How To Use The Escrow Service
The on-chain escrow on LocalCryptos is non-custodial, meaning that any funds you deposit into the escrow aren’t stored on our platform, but rather you’re interacting directly with a smart contract on the blockchain.
Considering that Bitcoin, Dash, Ethereum, Litecoin, and Bitcoin Cash are all cryptocurrencies running on blockchains with different smart contracting capabilities, LocalCryptos created multiple integrations to allow escrowing each cryptocurrency directly on their respective blockchain.
The way you interact with LocalCryptos' on-chain escrow is super simple and only varies slightly depending on whether you're buying or selling cryptocurrency.
Using the on-chain escrow for buyers
If you're buying cryptocurrency on LocalCryptos, then your interaction with the on-chain escrow is relatively passive. All you'll essentially be doing is making sure the seller has deposited the right amount of cryptocurrency to the escrow.
Your first contact with the escrow begins when the seller deposits the agreed-upon amount of cryptocurrency to the smart contract. When that happens, a countdown timer window will pop up on your screen, telling you how much time you have left to make the payment.
When you make the payment, your next step is clicking on the "mark as paid" button in the window. This action locks the cryptocurrency in the escrow so the seller can no longer cancel the trade and signals to the seller that you’ve completed your end of the agreement, and they can safely release the funds from the escrow. When the buyer releases the funds, the cryptocurrency goes straight to your wallet, and the transaction is officially complete.
Suppose, for whatever reason, the seller doesn't release the funds in a timely fashion. In that case, your next step should be clicking on the "open dispute" button in the window, which immediately calls upon a third-party arbitrator that will assist both parties to resolve the issue.
When the "open dispute" action is triggered, a LocalCryptos arbitrator will step in, analyze the issue, ask for evidence such as proof of payment from the buyer. Depending on the dispute's circumstances, it may take the arbitrator anywhere from a few hours to a few days to reach a decision, but rest assured - the dispute will eventually be resolved.
Using the escrow for sellers
If you're selling cryptocurrency on LocalCryptos, then your interaction with the on-chain escrow is more proactive.
The on-chain escrow is here to guarantee peace of mind for both parties. However, as the seller, you'll be the one making the first move by depositing the agreed-upon amount of cryptocurrency to the escrow.
While the actual mechanics of how the on-chain escrow works in the background varies with different cryptocurrencies — the goals and outcomes are identical, and from a user experience perspective, everything stays the same.

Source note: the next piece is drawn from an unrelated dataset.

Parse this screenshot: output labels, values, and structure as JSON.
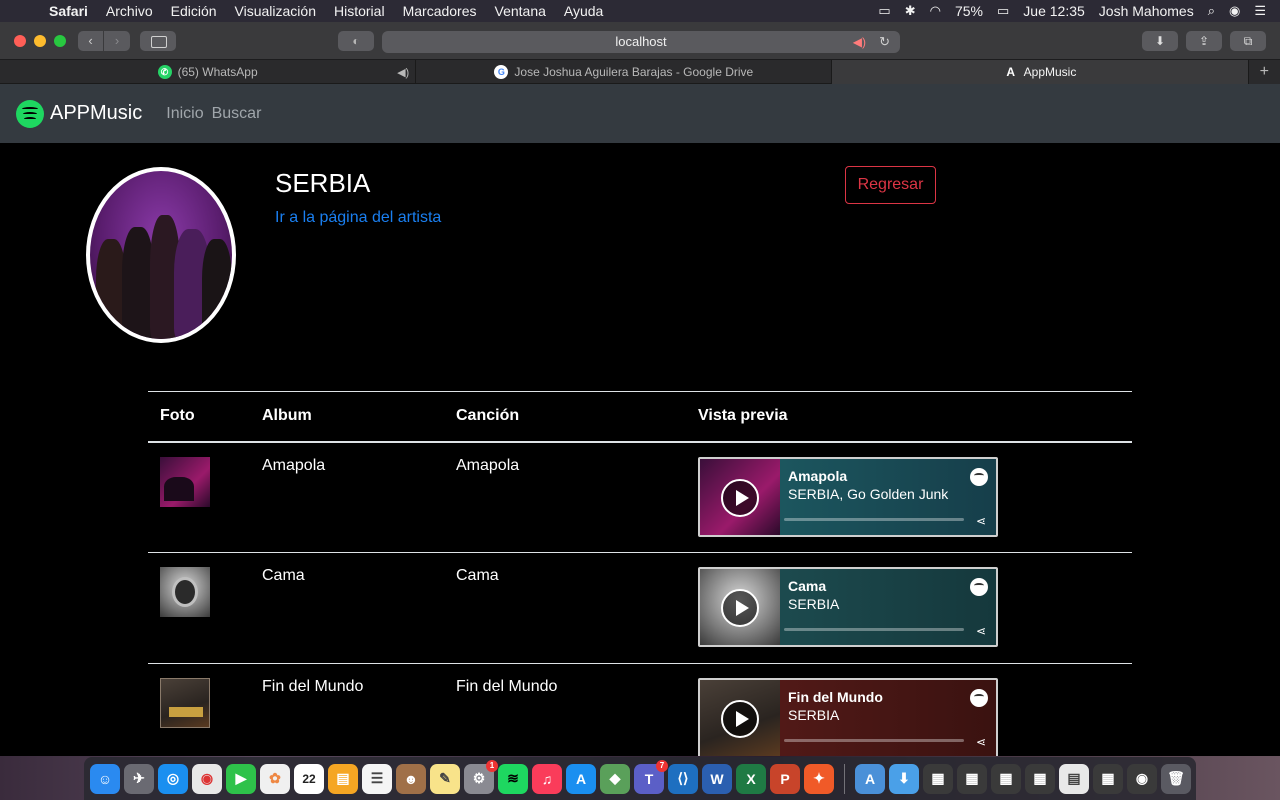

To deposit cryptocurrency to the escrow, you need to click the "deposit" button. This triggers a transaction that takes cryptocurrency from your wallet and transfers it to the escrow smart contract on the blockchain. It is important to note here that making the deposit will set you back the regular network or transaction fee that isn't determined or charged by LocalCryptos, but rather by the miners processing your transaction on the blockchain. Think of this as the cost of doing business in crypto.
Moving on, as soon as the cryptocurrency is escrowed, a payment window countdown will begin. Again, this is the time the buyer has to make the payment outside LocalCryptos. If the buyer doesn't manage to pay in time, you'll be able to cancel the escrow and get the cryptocurrency (minus the fee) back in your possession.
If the buyer clicks on the “mark as paid” button instead, your next step should be checking whether the right amount of money was indeed deposited in your account. If the money is there, it’s now your turn to release the funds from the escrow and send them on their way to the buyer. If the buyer has marked the transaction as paid, but you still haven’t received any money, then you’ll need to open a dispute and go through the third-party arbitration process described above. However, before doing so, you should consider that some payment methods may take time before the money finally arrives, so it’s always a good practice to check in with the buyer first before opening up a dispute.
Last but not least, using the escrow on LocalCryptos is critical because it's the only thing that guarantees that both parties hold up to their end of the bargain.
Stefan is a full-time crypto writer and a part-time podcast addict. He holds a master's degree in Commercial Law with a graduate thesis in cryptocurrency regulation. He spends his free time lawyering around the block and lifting heavy objects off the ground. With his mind.
Faculty of Law ”Iustinianus Primus“ - Skopje, LL.M Business Law